“Uterine Removal (Hysterectomy) Completely Eliminates Myomas, But It Also Removes Large Fibroids. It is a surgery.”
With the development of modern medicine, we now have several minimally invasive treatment options for fibroids that we can use before hysterectomy.
About Myomas: Which Treatment Method is Suitable for You?
This depends on the size and type of fibroids, your complaints, your childbearing plans and how long until menopause. You may also want to consider the pros and cons of each treatment.
Birth control pills or a progesterone-based IUD. Hormones help treat symptoms of heavy bleeding or reduce cramping during your period. might help.
Hormone injections. Some hormone derivatives shrink large fibroids. If your doctor has planned a surgery, he or she may recommend this treatment before surgery.

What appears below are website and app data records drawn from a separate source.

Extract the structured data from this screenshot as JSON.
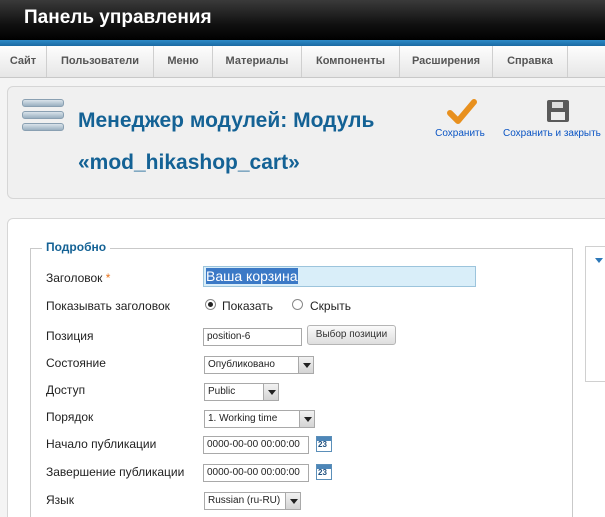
{
  "header": {
    "title": "Панель управления"
  },
  "menu": [
    {
      "label": "Сайт"
    },
    {
      "label": "Пользователи"
    },
    {
      "label": "Меню"
    },
    {
      "label": "Материалы"
    },
    {
      "label": "Компоненты"
    },
    {
      "label": "Расширения"
    },
    {
      "label": "Справка"
    }
  ],
  "toolbar": {
    "page_title": "Менеджер модулей: Модуль «mod_hikashop_cart»",
    "save_label": "Сохранить",
    "save_close_label": "Сохранить и закрыть"
  },
  "form": {
    "legend": "Подробно",
    "title_label": "Заголовок",
    "required_mark": "*",
    "title_value": "Ваша корзина",
    "show_title_label": "Показывать заголовок",
    "show_option": "Показать",
    "hide_option": "Скрыть",
    "show_title_selected": "Показать",
    "position_label": "Позиция",
    "position_value": "position-6",
    "position_button": "Выбор позиции",
    "status_label": "Состояние",
    "status_value": "Опубликовано",
    "access_label": "Доступ",
    "access_value": "Public",
    "ordering_label": "Порядок",
    "ordering_value": "1. Working time",
    "publish_up_label": "Начало публикации",
    "publish_up_value": "0000-00-00 00:00:00",
    "publish_down_label": "Завершение публикации",
    "publish_down_value": "0000-00-00 00:00:00",
    "calendar_day": "23",
    "language_label": "Язык",
    "language_value": "Russian (ru-RU)"
  },
  "colors": {
    "accent_blue": "#146295",
    "link_blue": "#0b55c4",
    "header_bar": "#1a6aa3",
    "required": "#e8731b",
    "save_check": "#e8901e"
  }
}
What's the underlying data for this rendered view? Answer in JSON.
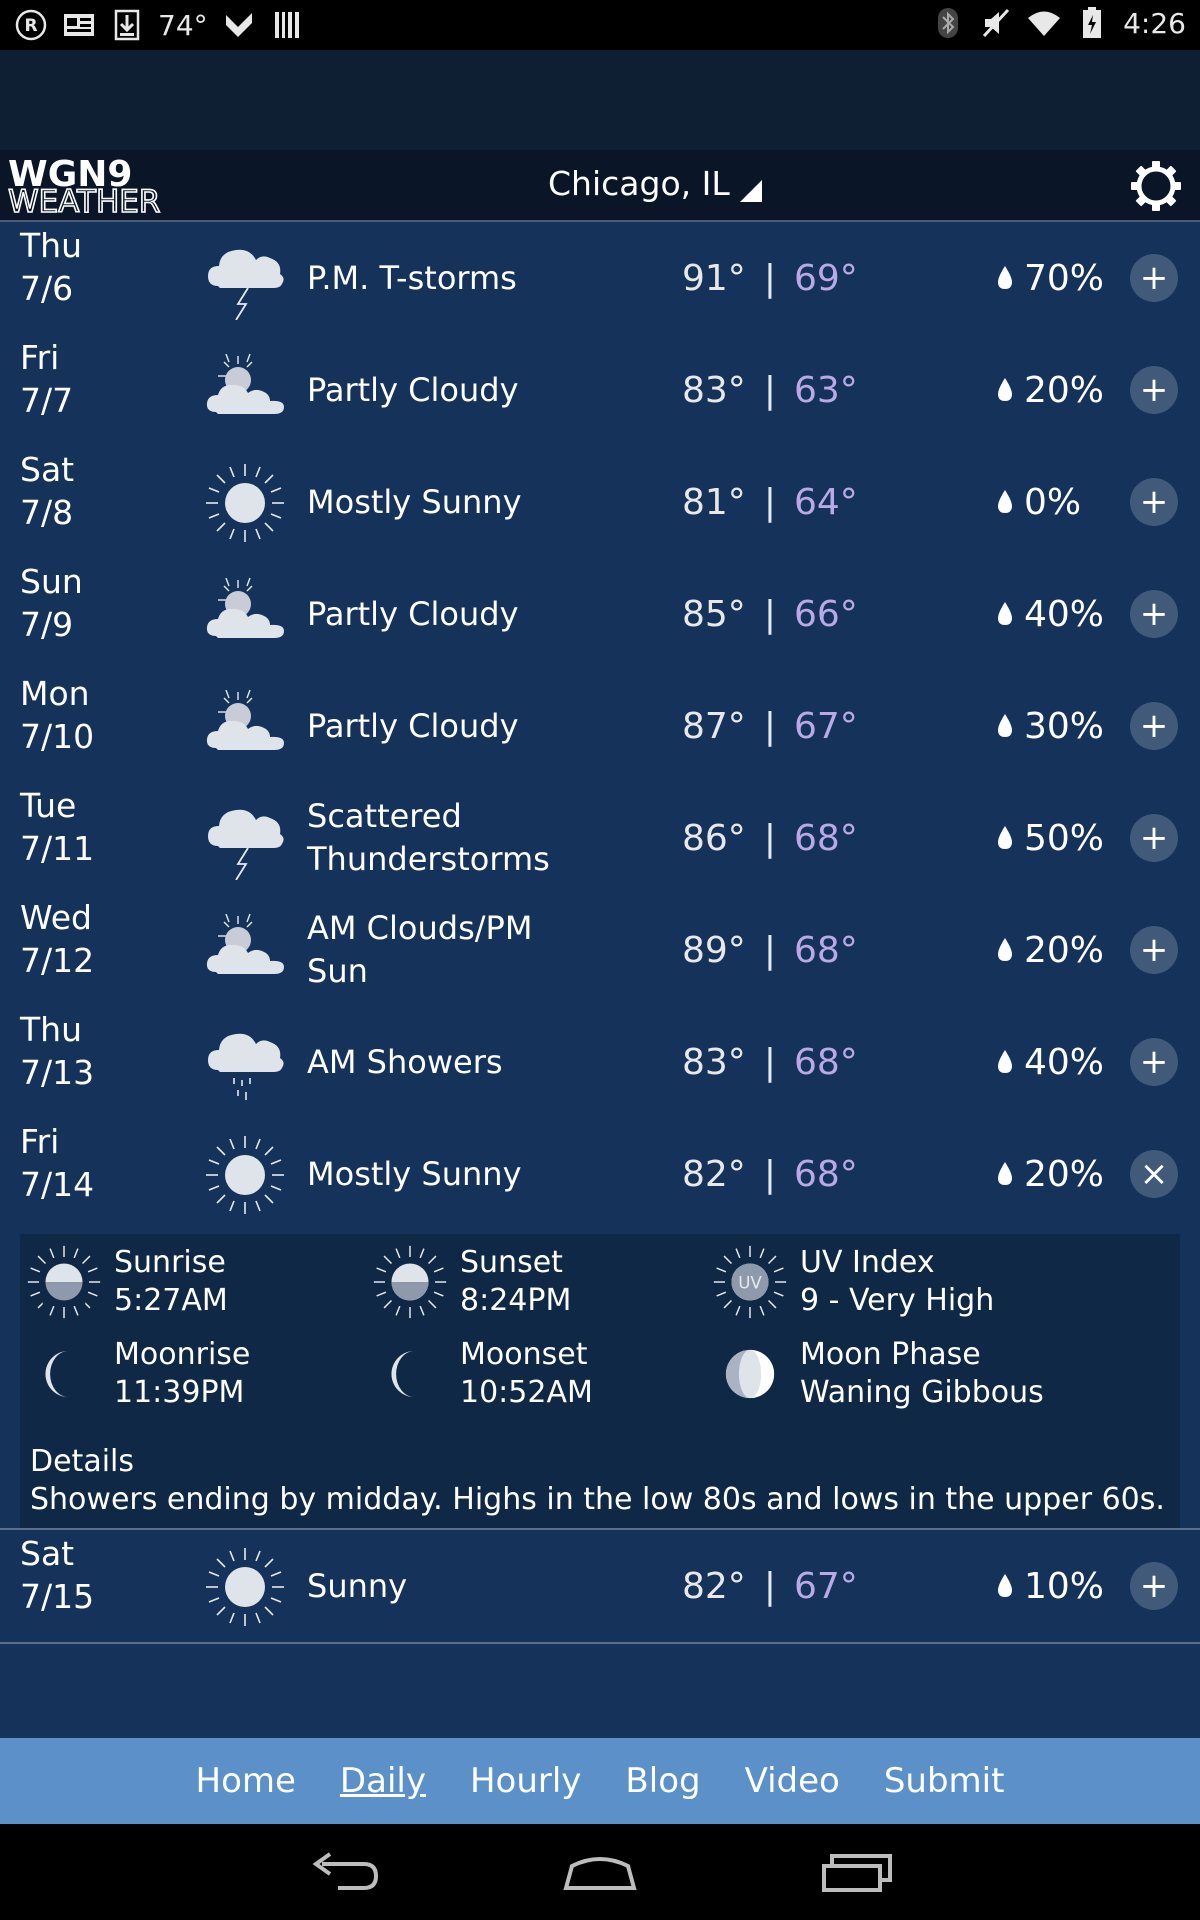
{
  "status_bar": {
    "temperature": "74°",
    "time": "4:26"
  },
  "header": {
    "logo_top": "WGN9",
    "logo_bottom": "WEATHER",
    "location": "Chicago, IL"
  },
  "days": [
    {
      "dow": "Thu",
      "date": "7/6",
      "icon": "thunderstorm-icon",
      "condition": "P.M. T-storms",
      "high": "91°",
      "low": "69°",
      "precip": "70%",
      "toggle": "+"
    },
    {
      "dow": "Fri",
      "date": "7/7",
      "icon": "partly-cloudy-icon",
      "condition": "Partly Cloudy",
      "high": "83°",
      "low": "63°",
      "precip": "20%",
      "toggle": "+"
    },
    {
      "dow": "Sat",
      "date": "7/8",
      "icon": "sunny-icon",
      "condition": "Mostly Sunny",
      "high": "81°",
      "low": "64°",
      "precip": "0%",
      "toggle": "+"
    },
    {
      "dow": "Sun",
      "date": "7/9",
      "icon": "partly-cloudy-icon",
      "condition": "Partly Cloudy",
      "high": "85°",
      "low": "66°",
      "precip": "40%",
      "toggle": "+"
    },
    {
      "dow": "Mon",
      "date": "7/10",
      "icon": "partly-cloudy-icon",
      "condition": "Partly Cloudy",
      "high": "87°",
      "low": "67°",
      "precip": "30%",
      "toggle": "+"
    },
    {
      "dow": "Tue",
      "date": "7/11",
      "icon": "thunderstorm-icon",
      "condition_line1": "Scattered",
      "condition_line2": "Thunderstorms",
      "high": "86°",
      "low": "68°",
      "precip": "50%",
      "toggle": "+"
    },
    {
      "dow": "Wed",
      "date": "7/12",
      "icon": "partly-cloudy-icon",
      "condition_line1": "AM Clouds/PM",
      "condition_line2": "Sun",
      "high": "89°",
      "low": "68°",
      "precip": "20%",
      "toggle": "+"
    },
    {
      "dow": "Thu",
      "date": "7/13",
      "icon": "showers-icon",
      "condition": "AM Showers",
      "high": "83°",
      "low": "68°",
      "precip": "40%",
      "toggle": "+"
    },
    {
      "dow": "Fri",
      "date": "7/14",
      "icon": "sunny-icon",
      "condition": "Mostly Sunny",
      "high": "82°",
      "low": "68°",
      "precip": "20%",
      "toggle": "×"
    },
    {
      "dow": "Sat",
      "date": "7/15",
      "icon": "sunny-icon",
      "condition": "Sunny",
      "high": "82°",
      "low": "67°",
      "precip": "10%",
      "toggle": "+"
    }
  ],
  "expanded": {
    "sunrise_label": "Sunrise",
    "sunrise_value": "5:27AM",
    "sunset_label": "Sunset",
    "sunset_value": "8:24PM",
    "uv_label": "UV Index",
    "uv_value": "9 - Very High",
    "uv_badge": "UV",
    "moonrise_label": "Moonrise",
    "moonrise_value": "11:39PM",
    "moonset_label": "Moonset",
    "moonset_value": "10:52AM",
    "moonphase_label": "Moon Phase",
    "moonphase_value": "Waning Gibbous",
    "details_label": "Details",
    "details_text": "Showers ending by midday. Highs in the low 80s and lows in the upper 60s."
  },
  "nav": {
    "home": "Home",
    "daily": "Daily",
    "hourly": "Hourly",
    "blog": "Blog",
    "video": "Video",
    "submit": "Submit",
    "active": "Daily"
  }
}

Myomectomy It is the only surgical procedure that preserves a woman's ability to become pregnant. Unlike hysterectomy, in which the uterus is removed, myomectomy removes only the fibroids (one or more) and leaves the uterus intact.
Depending on the size, number, and location of the fibroids, the surgeon may perform these three minimally invasive surgeries. can choose one of the following types:
Laparoscopic or robotic myomectomy: For fibroids outside the uterus or in the wall, two or more small incisions in the lower abdomen, using a telescope and surgical instruments.
Hysteroscopic myomectomy:A camera and instruments for fibroids on the inner surface of the uterus are placed directly into the uterus through the cervix. .
Abdominal myomectomy: An incision similar to a Caesarean section is made for patients with large fibroids and a large uterus.
Uterine artery embolization is an option for women who may not be able to withstand the stress of surgery. This procedure cuts off blood flow to the fibroids, causing them to eventually shrink. Through an incision in the groin, sand-sized plastic particles are sent into the uterine vein, blocking the uterine vein.
“If You Are Considering Having Your Fibroids Removed, Get a Second or Third Opinion from a Gynecologist Who Regularly Deals with the Types of Fibroids You Have.” .”
Do You Think You Have Fibroids? ?
If you answer "yes" to any of the following questions, you may want to see a doctor.
Have you noticed an increase in bleeding during your period?
Menstrual cramps Is it becoming more frequent and/or painful?
Is your belly really bloated?
Are you having difficulty conceiving or fertility?